RRSPs – The time is now.
It is almost the middle of February and while most have their minds turned to Cupid’s arrow, at this time of year I get to thinking about my very special relationship with… Canada Revenue Agency. Yes, it’s time for me to start fretting about my taxes! The deadline to file your personal taxes is April 30, but the time for action is now as far as RRSPs (Registered Retirement Savings Plan) contributions are concerned. The deadline to contribute and account for these contributions on your 2016 return is March 1, 2017 – just a couple of short weeks away.
RRSPs are they for me?
I’m banking on the brilliance of my children to carry me through a comfortable retirement, but since I still have to remind them to brush their teeth on a daily basis, it’s probably wise to have a back-up plan. For me that’s a well-funded RRSP, but there a few other good reasons to contribute too…
- Tax savings – Contributions can be claimed as a deduction on your return while you save, reducing the amount of tax you pay. This amount varies depending on your tax bracket and how much you contribute each year, but if you work with your financial planner early on, they can help you determine what the contributions need to be to help you avoid paying too much in tax, and possibly even find you a refund.
- Earnings on RRSPs are tax free – Yes it’s true, as long as the money you invest stays in an RRSP you won’t pay any taxes on interest earned, allowing you to grow your savings even faster.
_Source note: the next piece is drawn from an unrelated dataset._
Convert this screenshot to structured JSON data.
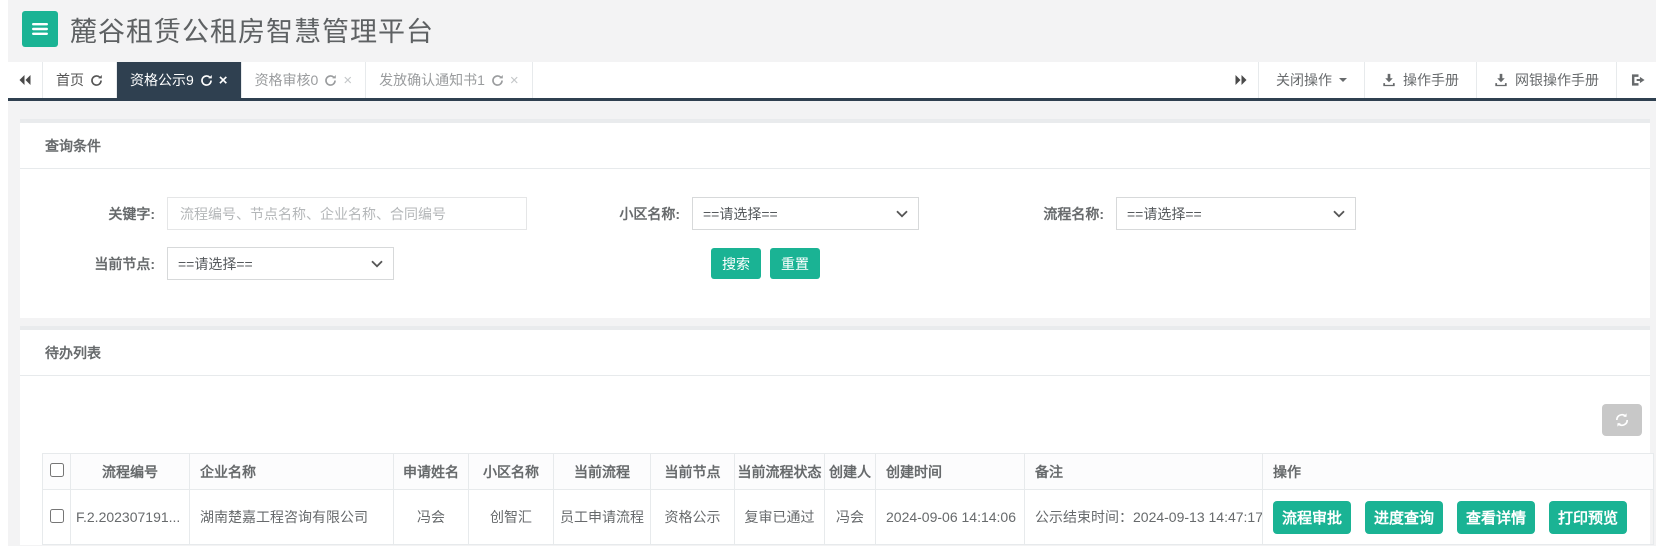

- You may borrow from your RRSP to grow – You may borrow from your RRSP without any tax implications for two reasons, as a first time homebuyer or to fund your education. Canada Revenue Agency allows qualifying participants to withdraw cash from their investment to facilitate either of these endeavours with a reasonable repayment period and no interest or penalty to do so. Find more information here on the Home Buyers Plan (HBP) and the Lifelong Learning Plan (LLP).
Who should have an RRSP?
It’s true there are plenty of good reasons to have a registered retirement savings plan, but it might not be the right solution for everyone. For instance, if you foresee needing to withdraw those funds outside the parameters of the HBP or LLP before your retirement, there are other tax sheltered savings programs to consider. Your annual income, current investment portfolio, age, and savings goals are just a few of the things to factor into your planning.
Ask for help figuring out what your map to retirement savings should look like to facilitate the kind of lifestyle you’d like to have later in life. A good financial planner stays on top of current opportunities and understands the rules and ever-changing financial landscape that can affect your future. Send me a note and I can connect you with just the right person for the task.
Want to know more? Review these sources and resources.
Have More Questions?
Let me know and I’ll do my best to address it here for you and all of our readers. Better yet, contact an InsureMy advisor; these guys know their stuff. Email Info@InsureMy.ca or give them a call locally at (403) 410-1896 or toll free at 1-844-410-1896.
Everyday Insurance With Allie
Working mom, lover of the great outdoors and self-professed know-it-all. Our resident blogger, Allie isn’t the insurance guru she claims to be – but she’s learning and we are happy to help guide her. All the while keeping you in the loop on the “insurancey” stuff you need to know. #AskAllie